Laser-Guided - Ki-Sung Yueng’s free-kick for the opening goal was whipped into box, just into that area of uncertainty between the defence and the goalkeeper.

Net-Busting - Theofanis Gekas brought a superb save out of Jung Sung-Ryong. A less alert goalkeeper would have failed to stop such a thunderbolt.

Safe-Hands - Alexandros Tzorvas didn’t get much help from his defenders, but he didn’t need it when he stood strong to deny Park Chu-Yong from close range.

Tactical-Master - All pace and passing, Huh Jung-Moo’s side moved superbly, but it was the brave deployment of the full-backs that impressed most.

Floodlight-Smasher - Park Chu-Yong’s first half effort was comedy gold. The Monaco striker roared into position, but he snatched at the shot and sent it miiiiiles wide.

Dunce - I wouldn’t want to call Otto Rehhagel a dunce, but he really could have done with someone faster on the pitch. An old lady perhaps, or an elderly tortoise….

Ref-Watch - An easy game for Kiwi ref Michael Hester, who was barely noticed throughout.


MAN OF THE MATCH - Lee Chung-Yong. Quick, incisive, skilful, he’s a real handful.

THOUGHT FOR THE DAY - “Perhaps next time, instead of focusing purely on profit, FIFA could avoid the sight of empty seats at games by pricing tickets at a level affordable to the locals?”

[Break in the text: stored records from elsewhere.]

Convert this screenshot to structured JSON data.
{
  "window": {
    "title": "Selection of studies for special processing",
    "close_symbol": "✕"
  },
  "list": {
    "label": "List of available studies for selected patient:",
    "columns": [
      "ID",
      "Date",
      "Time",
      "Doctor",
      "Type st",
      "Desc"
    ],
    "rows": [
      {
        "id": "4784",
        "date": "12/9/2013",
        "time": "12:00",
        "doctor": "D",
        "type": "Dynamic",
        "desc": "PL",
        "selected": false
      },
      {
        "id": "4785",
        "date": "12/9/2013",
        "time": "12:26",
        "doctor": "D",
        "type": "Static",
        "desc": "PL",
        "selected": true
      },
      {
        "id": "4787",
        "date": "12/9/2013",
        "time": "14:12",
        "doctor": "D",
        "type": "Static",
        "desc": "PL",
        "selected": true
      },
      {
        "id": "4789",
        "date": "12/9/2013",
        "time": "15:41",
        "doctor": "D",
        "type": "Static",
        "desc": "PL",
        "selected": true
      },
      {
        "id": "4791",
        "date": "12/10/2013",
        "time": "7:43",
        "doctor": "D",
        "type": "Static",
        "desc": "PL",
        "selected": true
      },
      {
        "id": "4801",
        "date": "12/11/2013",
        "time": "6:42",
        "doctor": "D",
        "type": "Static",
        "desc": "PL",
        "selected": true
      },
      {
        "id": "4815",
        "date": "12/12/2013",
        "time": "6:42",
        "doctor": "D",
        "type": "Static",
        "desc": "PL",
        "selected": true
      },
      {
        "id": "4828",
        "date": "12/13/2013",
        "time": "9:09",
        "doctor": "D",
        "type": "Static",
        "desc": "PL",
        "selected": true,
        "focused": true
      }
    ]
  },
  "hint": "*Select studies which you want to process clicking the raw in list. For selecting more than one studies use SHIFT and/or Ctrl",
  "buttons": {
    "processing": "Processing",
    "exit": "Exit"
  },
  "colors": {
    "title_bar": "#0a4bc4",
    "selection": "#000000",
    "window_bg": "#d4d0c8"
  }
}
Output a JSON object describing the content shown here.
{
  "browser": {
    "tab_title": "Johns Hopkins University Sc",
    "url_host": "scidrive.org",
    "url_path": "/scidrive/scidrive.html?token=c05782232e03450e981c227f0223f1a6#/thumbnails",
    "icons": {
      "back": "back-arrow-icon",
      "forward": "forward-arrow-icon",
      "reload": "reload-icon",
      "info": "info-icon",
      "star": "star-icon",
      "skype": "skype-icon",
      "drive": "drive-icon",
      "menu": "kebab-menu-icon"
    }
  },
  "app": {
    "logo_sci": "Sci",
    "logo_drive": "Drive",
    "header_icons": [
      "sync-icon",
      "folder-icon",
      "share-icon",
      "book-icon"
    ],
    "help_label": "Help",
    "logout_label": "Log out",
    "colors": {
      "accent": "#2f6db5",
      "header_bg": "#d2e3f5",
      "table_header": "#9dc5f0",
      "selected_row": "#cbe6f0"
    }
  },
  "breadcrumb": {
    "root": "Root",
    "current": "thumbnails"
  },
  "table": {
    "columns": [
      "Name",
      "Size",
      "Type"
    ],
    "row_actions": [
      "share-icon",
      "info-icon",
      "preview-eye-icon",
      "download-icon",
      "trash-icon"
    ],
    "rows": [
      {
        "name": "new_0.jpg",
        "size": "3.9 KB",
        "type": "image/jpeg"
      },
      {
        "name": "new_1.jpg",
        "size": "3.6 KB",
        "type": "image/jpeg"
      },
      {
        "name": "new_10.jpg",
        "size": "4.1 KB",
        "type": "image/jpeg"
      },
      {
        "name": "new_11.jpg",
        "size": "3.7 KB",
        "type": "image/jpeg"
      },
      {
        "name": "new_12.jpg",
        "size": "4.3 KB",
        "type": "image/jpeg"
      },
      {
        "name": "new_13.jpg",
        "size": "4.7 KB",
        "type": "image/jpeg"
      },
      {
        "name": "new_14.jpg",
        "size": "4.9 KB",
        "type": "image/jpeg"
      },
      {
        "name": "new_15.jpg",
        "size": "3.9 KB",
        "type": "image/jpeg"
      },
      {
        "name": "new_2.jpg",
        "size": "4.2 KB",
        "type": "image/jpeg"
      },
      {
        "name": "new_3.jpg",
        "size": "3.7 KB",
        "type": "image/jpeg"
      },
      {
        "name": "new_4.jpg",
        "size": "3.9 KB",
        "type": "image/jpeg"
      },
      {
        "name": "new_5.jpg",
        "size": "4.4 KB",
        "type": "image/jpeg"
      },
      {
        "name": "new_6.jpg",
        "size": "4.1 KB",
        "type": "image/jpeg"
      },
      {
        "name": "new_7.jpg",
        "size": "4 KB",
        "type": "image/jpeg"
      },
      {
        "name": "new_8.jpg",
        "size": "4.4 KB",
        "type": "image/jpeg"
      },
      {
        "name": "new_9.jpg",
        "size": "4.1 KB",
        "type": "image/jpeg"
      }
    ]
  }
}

Was a good game and the South Koreans were good and looking at Nigeria's first half display, they could progress to the next round. I thought the Laser-Guided moment could have been Park Ji Sung's pass from his own half that put Chung-Yong one-and-one with the keeper.